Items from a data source

⟨

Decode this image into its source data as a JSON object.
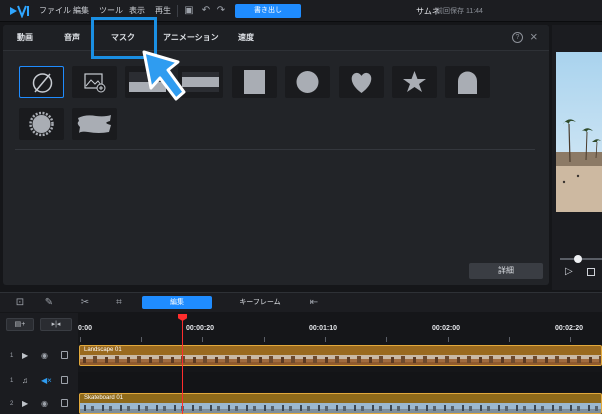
{
  "app": {
    "menus": [
      "ファイル",
      "編集",
      "ツール",
      "表示",
      "再生"
    ],
    "export_label": "書き出し",
    "project_title": "サムネ",
    "save_status": "前回保存 11:44",
    "accent": "#1f8cff"
  },
  "panel": {
    "tabs": [
      {
        "label": "動画"
      },
      {
        "label": "音声"
      },
      {
        "label": "マスク",
        "selected": true
      },
      {
        "label": "アニメーション"
      },
      {
        "label": "速度"
      }
    ],
    "help_glyph": "?",
    "close_glyph": "×",
    "masks": [
      {
        "icon": "none-icon",
        "selected": true
      },
      {
        "icon": "image-mask-icon"
      },
      {
        "icon": "single-line-mask-icon"
      },
      {
        "icon": "double-line-mask-icon"
      },
      {
        "icon": "rectangle-mask-icon"
      },
      {
        "icon": "circle-mask-icon"
      },
      {
        "icon": "heart-mask-icon"
      },
      {
        "icon": "star-mask-icon"
      },
      {
        "icon": "arch-mask-icon"
      },
      {
        "icon": "burst-mask-icon"
      },
      {
        "icon": "brush-mask-icon"
      }
    ],
    "detail_label": "詳細"
  },
  "timeline": {
    "edit_label": "編集",
    "keyframe_label": "キーフレーム",
    "ticks": [
      "0:00",
      "00:00:20",
      "00:01:10",
      "00:02:00",
      "00:02:20"
    ],
    "tracks": [
      {
        "num": "1",
        "type": "video"
      },
      {
        "num": "1",
        "type": "audio"
      },
      {
        "num": "2",
        "type": "video"
      }
    ],
    "clips": [
      {
        "name": "Landscape 01"
      },
      {
        "name": "Skateboard 01"
      }
    ]
  }
}
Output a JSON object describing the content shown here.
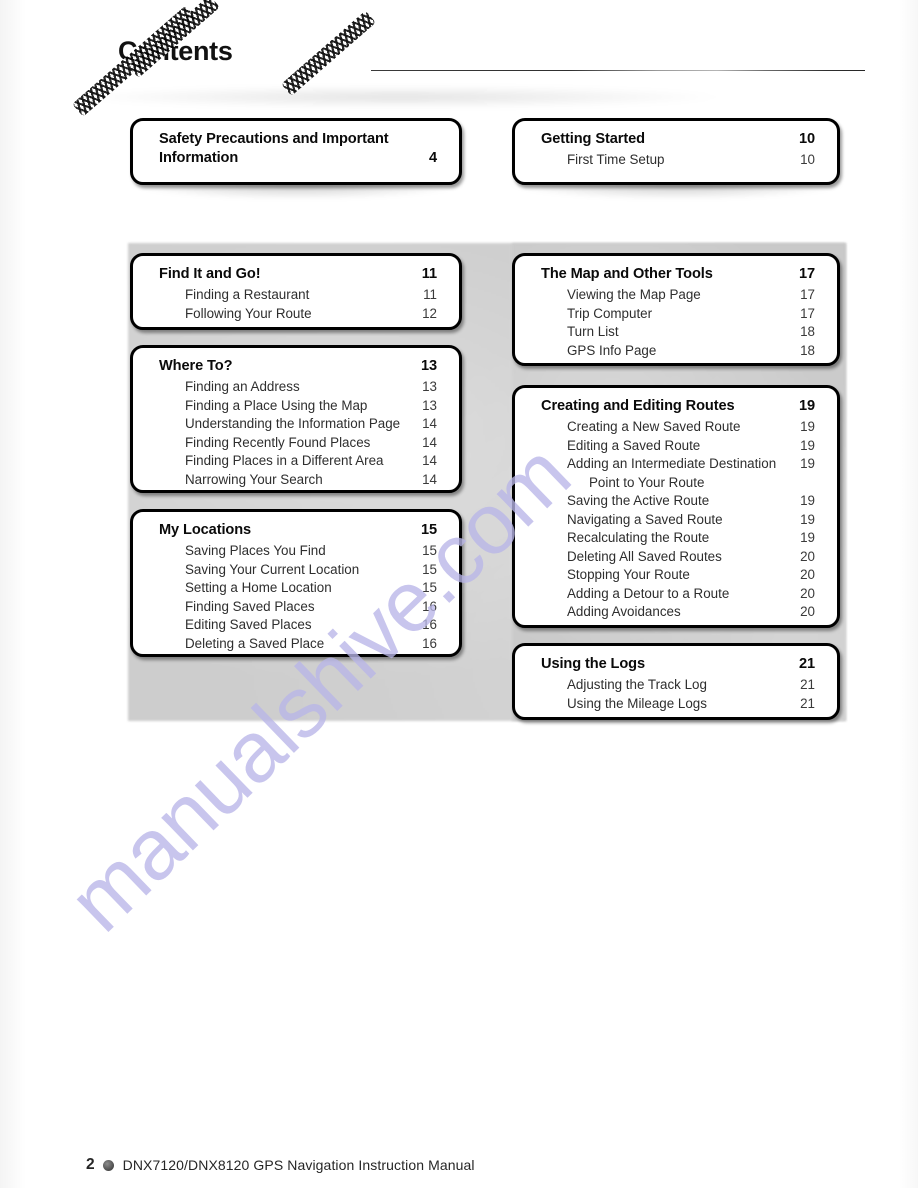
{
  "page": {
    "title": "Contents",
    "watermark": "manualshive.com"
  },
  "footer": {
    "page_number": "2",
    "text": "DNX7120/DNX8120 GPS Navigation Instruction Manual",
    "bullet_icon": "dot-icon"
  },
  "sections": {
    "safety": {
      "title": "Safety Precautions and Important Information",
      "page": "4",
      "entries": []
    },
    "getting_started": {
      "title": "Getting Started",
      "page": "10",
      "entries": [
        {
          "title": "First Time Setup",
          "page": "10"
        }
      ]
    },
    "find_it_and_go": {
      "title": "Find It and Go!",
      "page": "11",
      "entries": [
        {
          "title": "Finding a Restaurant",
          "page": "11"
        },
        {
          "title": "Following Your Route",
          "page": "12"
        }
      ]
    },
    "where_to": {
      "title": "Where To?",
      "page": "13",
      "entries": [
        {
          "title": "Finding an Address",
          "page": "13"
        },
        {
          "title": "Finding a Place Using the Map",
          "page": "13"
        },
        {
          "title": "Understanding the Information Page",
          "page": "14"
        },
        {
          "title": "Finding Recently Found Places",
          "page": "14"
        },
        {
          "title": "Finding Places in a Different Area",
          "page": "14"
        },
        {
          "title": "Narrowing Your Search",
          "page": "14"
        }
      ]
    },
    "my_locations": {
      "title": "My Locations",
      "page": "15",
      "entries": [
        {
          "title": "Saving Places You Find",
          "page": "15"
        },
        {
          "title": "Saving Your Current Location",
          "page": "15"
        },
        {
          "title": "Setting a Home Location",
          "page": "15"
        },
        {
          "title": "Finding Saved Places",
          "page": "16"
        },
        {
          "title": "Editing Saved Places",
          "page": "16"
        },
        {
          "title": "Deleting a Saved Place",
          "page": "16"
        }
      ]
    },
    "map_and_tools": {
      "title": "The Map and Other Tools",
      "page": "17",
      "entries": [
        {
          "title": "Viewing the Map Page",
          "page": "17"
        },
        {
          "title": "Trip Computer",
          "page": "17"
        },
        {
          "title": "Turn List",
          "page": "18"
        },
        {
          "title": "GPS Info Page",
          "page": "18"
        }
      ]
    },
    "routes": {
      "title": "Creating and Editing Routes",
      "page": "19",
      "entries": [
        {
          "title": "Creating a New Saved Route",
          "page": "19"
        },
        {
          "title": "Editing a Saved Route",
          "page": "19"
        },
        {
          "title": "Adding an Intermediate Destination",
          "continuation": "Point to Your Route",
          "page": "19"
        },
        {
          "title": "Saving the Active Route",
          "page": "19"
        },
        {
          "title": "Navigating a Saved Route",
          "page": "19"
        },
        {
          "title": "Recalculating the Route",
          "page": "19"
        },
        {
          "title": "Deleting All Saved Routes",
          "page": "20"
        },
        {
          "title": "Stopping Your Route",
          "page": "20"
        },
        {
          "title": "Adding a Detour to a Route",
          "page": "20"
        },
        {
          "title": "Adding Avoidances",
          "page": "20"
        }
      ]
    },
    "logs": {
      "title": "Using the Logs",
      "page": "21",
      "entries": [
        {
          "title": "Adjusting the Track Log",
          "page": "21"
        },
        {
          "title": "Using the Mileage Logs",
          "page": "21"
        }
      ]
    }
  }
}
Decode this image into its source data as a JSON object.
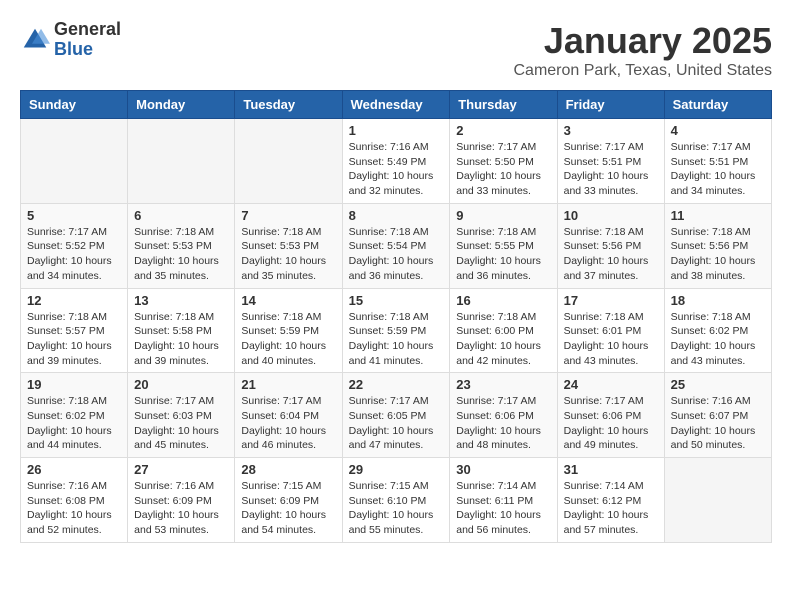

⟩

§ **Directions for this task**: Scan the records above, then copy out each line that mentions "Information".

§ **Output for this task**:
      "title": "Safety Precautions and Important Information",
          "title": "Understanding the Information Page",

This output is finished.